When black and Hispanic enrollments fell to near zero at law schools in California and Texas, many Americans thought they were seeing the future of higher education in an era of affirmative-action roll-backs. The University of Texas Law School enrolled only four new African-American students and Boalt Hall law school at the University of California, Berkeley, only one.
But it's becoming clear that the law schools' experience is not representative of higher education, or graduate education, generally. Medical schools and most other graduate programs in the University of California system, for instance, have not seen anything like the same drop-off in minority enrollments one year into the restructured admissions standards, which exclude ethnic preferences. In the med schools, the numbers of black and Hispanic students have remained steady, or increased slightly.
The weight given standardized test scores is a major factor affecting these trends. Law schools, and business schools, for example, emphasize such scores as the best predictors of students' likely success. But test results are less central in medical schools. Some of these, such as the med school at the University of California, Davis, continue to stress outreach to underserved communities in their admissions process.
One result of this will be a vigorous reassessment of the role of standardized tests in college enrollments - especially in California, where the elimination of traditional affirmative action takes effect at the critical undergraduate level next fall.
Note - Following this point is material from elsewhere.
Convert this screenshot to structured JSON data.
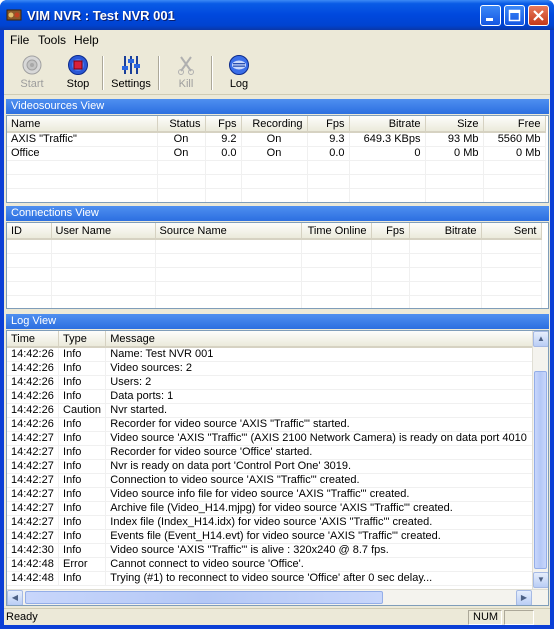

Administrators no longer allowed to admit students on the basis of ethnicity may be inclined to deemphasize SAT scores for all students in order to give added weight to other factors, including past academic achievement and family background.
Historically, blacks, Hispanics (and women, for that matter) have scored somewhat lower on the standard entrance exams than their white, male counterparts.
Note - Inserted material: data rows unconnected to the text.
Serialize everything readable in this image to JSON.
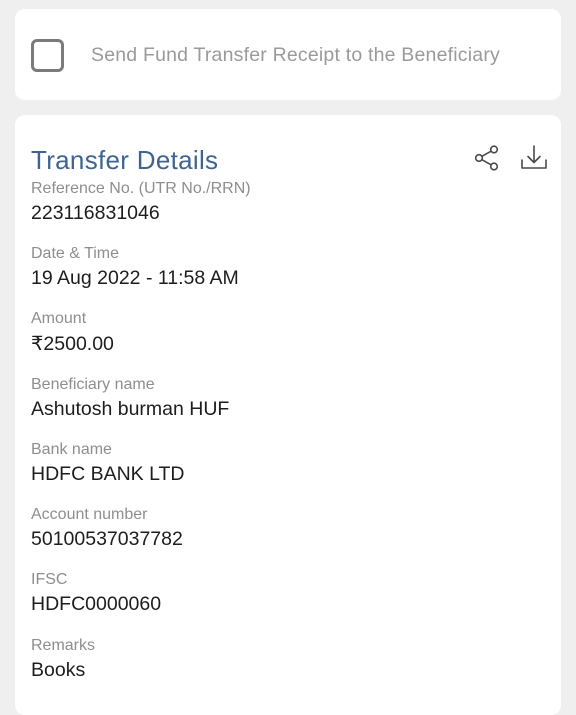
{
  "receipt": {
    "checked": false,
    "label": "Send Fund Transfer Receipt to the Beneficiary"
  },
  "details": {
    "title": "Transfer Details",
    "actions": {
      "share_icon": "share-icon",
      "download_icon": "download-icon"
    },
    "fields": [
      {
        "label": "Reference No. (UTR No./RRN)",
        "value": "223116831046"
      },
      {
        "label": "Date & Time",
        "value": "19 Aug 2022 - 11:58 AM"
      },
      {
        "label": "Amount",
        "value": "₹2500.00"
      },
      {
        "label": "Beneficiary name",
        "value": "Ashutosh burman HUF"
      },
      {
        "label": "Bank name",
        "value": "HDFC BANK LTD"
      },
      {
        "label": "Account number",
        "value": "50100537037782"
      },
      {
        "label": "IFSC",
        "value": "HDFC0000060"
      },
      {
        "label": "Remarks",
        "value": "Books"
      }
    ]
  },
  "colors": {
    "title": "#3f6491",
    "label": "#8e8e8e",
    "value": "#1d1d1d",
    "background": "#efefef",
    "card": "#ffffff"
  }
}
The ethnic issue aside, shrinking emphasis on test scores makes sense. Today, test-preparation and taking has become something of an industry, raising fresh questions about the exams' ability to gauge innate learning ability - and about the fairness of the whole process, since those who can pay for elaborate preparation have an obvious advantage.